873. Is the sense of justice natural or is it the product of acquired ideas?
“It is so natural that you are immediately appalled by the idea of an injustice. Moral progress definitely inspires this feeling, but it does not create it. God has placed it in the heart of all human beings and this is why you often find more stringent notions of justice in simple, primitive nations than others that are more educated.”
874. If justice is a law of nature, why do people understand it so differently? How can the same thing be just to one person, yet unjust to another?
“It is because your passions often mingle with this sentiment and corrupt it, as they do with most natural sentiments, causing you to see things from a false point of view.”
875. How should we define justice?
“Justice is respect for the rights of each and every individual.”
a) What determines these rights?
“Two things: human law and natural law. As human beings have created laws in harmony with their values and character, those laws have established rights that have varied with the progress of enlightenment. Your laws, although still far from perfect, no longer include what were considered rights in the Middle Ages. Those rights, while horrific to you now, appeared fair and natural at that time. Therefore, the rights established by humans are not always compliant with justice. In addition, they only govern certain social relations, while there are an infinite number of actions that are only tried privately by our conscience.”

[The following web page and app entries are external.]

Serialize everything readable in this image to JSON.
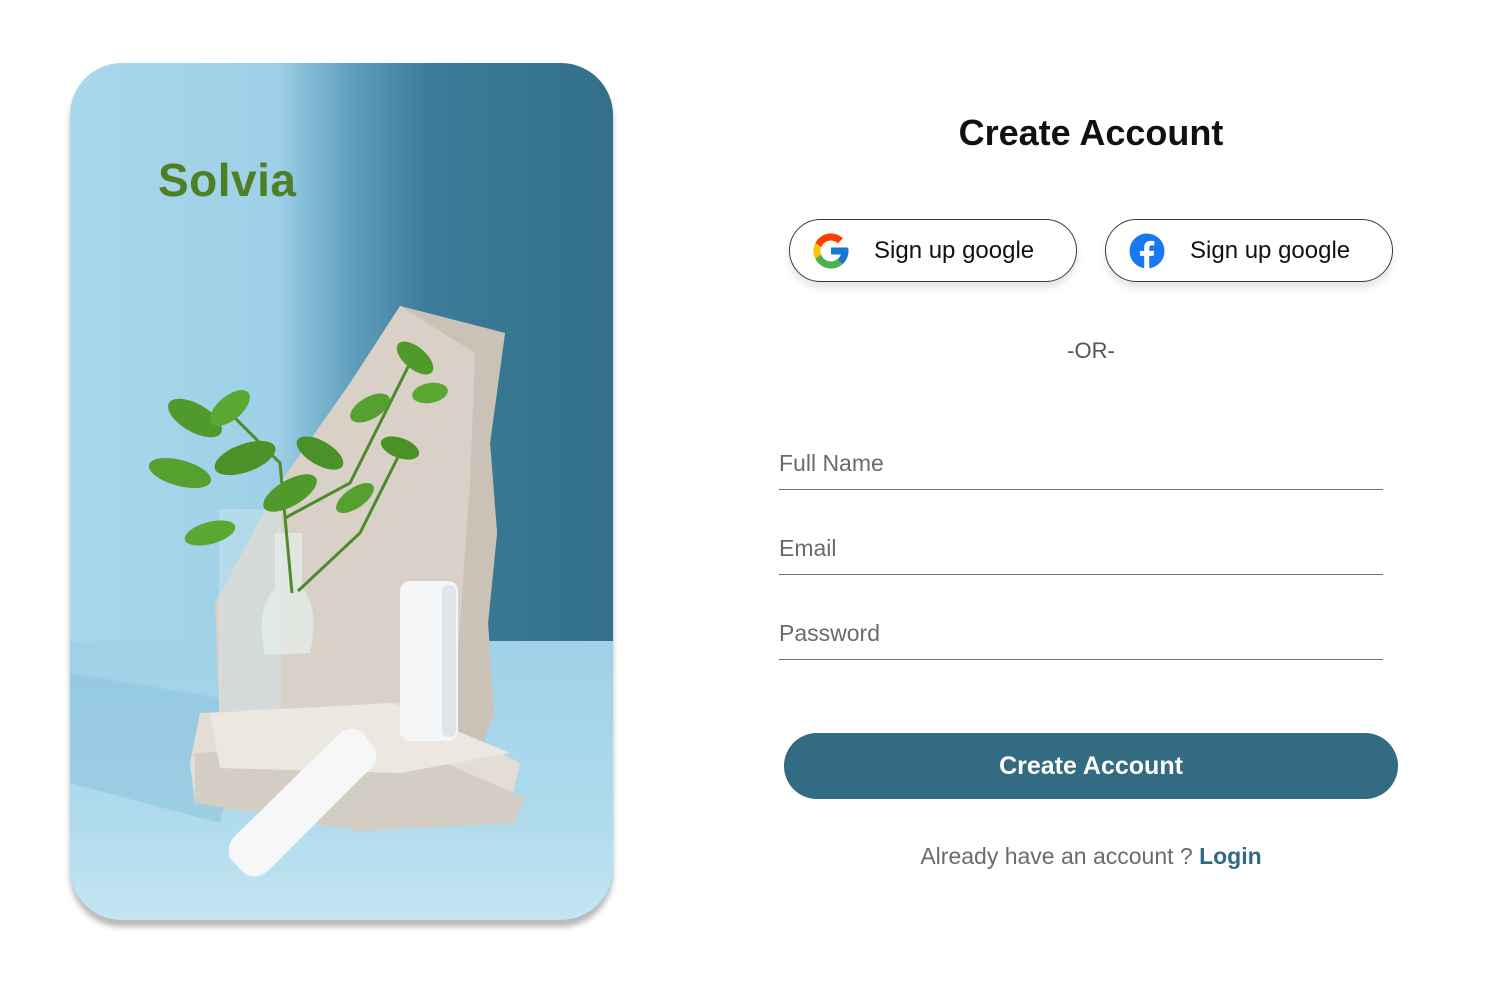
{
  "brand": {
    "name": "Solvia",
    "color": "#4e7f25"
  },
  "form": {
    "title": "Create Account",
    "social": {
      "google_label": "Sign up google",
      "facebook_label": "Sign up google"
    },
    "separator": "-OR-",
    "fields": {
      "full_name": {
        "placeholder": "Full Name",
        "value": ""
      },
      "email": {
        "placeholder": "Email",
        "value": ""
      },
      "password": {
        "placeholder": "Password",
        "value": ""
      }
    },
    "submit_label": "Create Account",
    "footer": {
      "prompt": "Already have an account ? ",
      "login_label": "Login"
    }
  },
  "colors": {
    "primary": "#336b82",
    "link": "#2f6b86",
    "hero_left": "#a9d7eb",
    "hero_right": "#336f8a"
  },
  "icons": [
    "google-icon",
    "facebook-icon"
  ]
}
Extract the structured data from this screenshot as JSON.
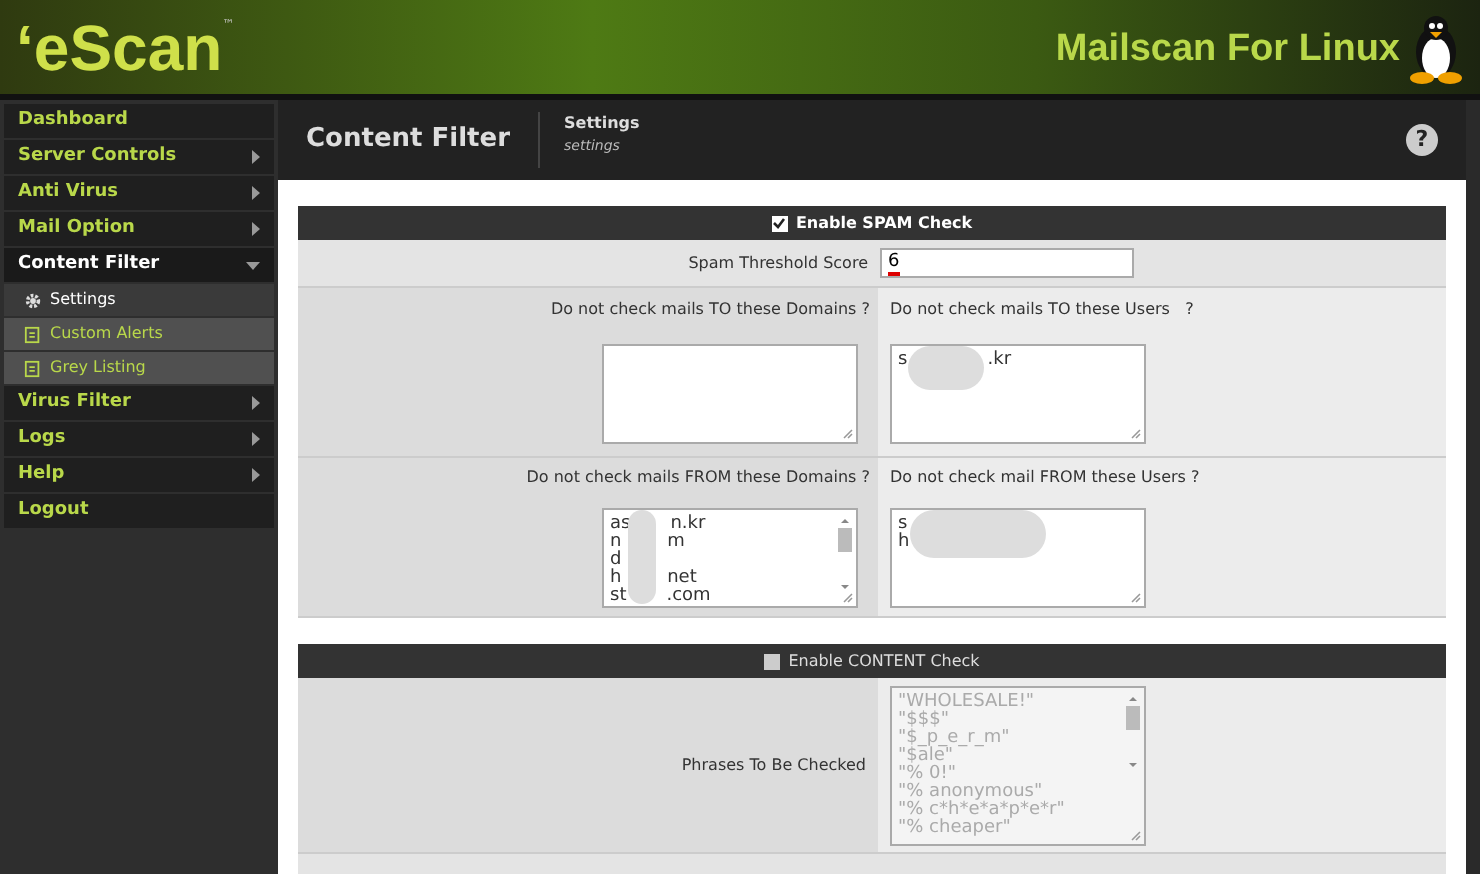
{
  "header": {
    "logo": "‘eScan",
    "trademark": "™",
    "product": "Mailscan For Linux"
  },
  "sidebar": {
    "items": [
      {
        "label": "Dashboard",
        "has_arrow": false,
        "expanded": false
      },
      {
        "label": "Server Controls",
        "has_arrow": true,
        "expanded": false
      },
      {
        "label": "Anti Virus",
        "has_arrow": true,
        "expanded": false
      },
      {
        "label": "Mail Option",
        "has_arrow": true,
        "expanded": false
      },
      {
        "label": "Content Filter",
        "has_arrow": true,
        "expanded": true,
        "children": [
          {
            "label": "Settings",
            "kind": "gear",
            "selected": true
          },
          {
            "label": "Custom Alerts",
            "kind": "page",
            "selected": false
          },
          {
            "label": "Grey Listing",
            "kind": "page",
            "selected": false
          }
        ]
      },
      {
        "label": "Virus Filter",
        "has_arrow": true,
        "expanded": false
      },
      {
        "label": "Logs",
        "has_arrow": true,
        "expanded": false
      },
      {
        "label": "Help",
        "has_arrow": true,
        "expanded": false
      },
      {
        "label": "Logout",
        "has_arrow": false,
        "expanded": false
      }
    ]
  },
  "page_header": {
    "title": "Content Filter",
    "section": "Settings",
    "subtitle": "settings",
    "help": "?"
  },
  "spam_panel": {
    "label": "Enable SPAM Check",
    "checked": true,
    "threshold": {
      "label": "Spam Threshold Score",
      "value": "6"
    },
    "to_domains": {
      "label": "Do not check mails TO these Domains ?"
    },
    "to_users": {
      "label": "Do not check mails TO these Users   ?",
      "lines": [
        "s              .kr"
      ]
    },
    "from_domains": {
      "label": "Do not check mails FROM these Domains ?",
      "lines": [
        "as       n.kr",
        "n        m",
        "d",
        "h        net",
        "st       .com"
      ]
    },
    "from_users": {
      "label": "Do not check mail FROM these Users ?",
      "lines": [
        "s",
        "h"
      ]
    }
  },
  "content_panel": {
    "label": "Enable CONTENT Check",
    "checked": false,
    "phrases": {
      "label": "Phrases To Be Checked",
      "disabled": true,
      "lines": [
        "\"WHOLESALE!\"",
        "\"$$$\"",
        "\"$_p_e_r_m\"",
        "\"$ale\"",
        "\"% 0!\"",
        "\"% anonymous\"",
        "\"% c*h*e*a*p*e*r\"",
        "\"% cheaper\""
      ]
    }
  }
}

876. Apart from the rights established by human law, what is the basis of justice according to natural law?
“Christ told you, ‘Do unto others as you would have others do unto you.’ God has placed in each of you the desire to see your own rights respected as the rule of true justice. When uncertain as to what we should do in regard to others at any given moment, we should ask ourselves what we would want others to do to us under the same circumstances. God could not give us a safer guide than our own conscience.”
The true measure of justice is, in fact, wanting for others what you would want for yourself. Merely wanting for yourself what you would want for others is not exactly the same thing. As it is unnatural to wish harm upon yourself, if we use our personal desires as the guide for our behavior towards our neighbors, we would never wish anything but good upon them. Universally, human beings have always sought to enforce their personal rights, while the unique factor of Christianity is the application of personal rights as the basis of our neighbors’ rights.
877. Does our need to live in a society impose any special obligations?
“Yes and the first of these is to respect the rights of others, as those who respect those rights will always be fair. In your world, where so many neglect to practice the law of justice, people turn to retaliation, and this causes trouble and confusion in your society. Social life gives rights and imposes corresponding duties.”
878. It is possible for human beings to be deluded with respect to the boundaries of their rights? How do they know their true limits?
“They can know their own limits by matching them to the limits of the rights that they recognize for others undergoing similar circumstances, and vice versa.”
a) If individuals attribute the rights of others to themselves, what happens to subordination beneath superiors? Would this not result in complete anarchy of all power?
“Natural rights are the same for everyone, from the smallest to the greatest. God has not sculpted some human beings from a better quality clay than others, and all are equals in God’s eyes. These rights are eternal, while societal rights die with its institutions. Furthermore, people distinctly know their strength or weakness, and will always be conscious of feeling a sort of deference to those individuals whose wisdom or virtue deserve respect. This is important so that those who think that they are superior know what duties give them a right to be admired. There will be no defiance when authority is only granted to superior wisdom.”
879. What would be the character of those who practice justice in all its purity?
“That of true justice, following the example of Jesus, because they would love their neighbor and practice charity. Without these virtues, there can be no real justice.”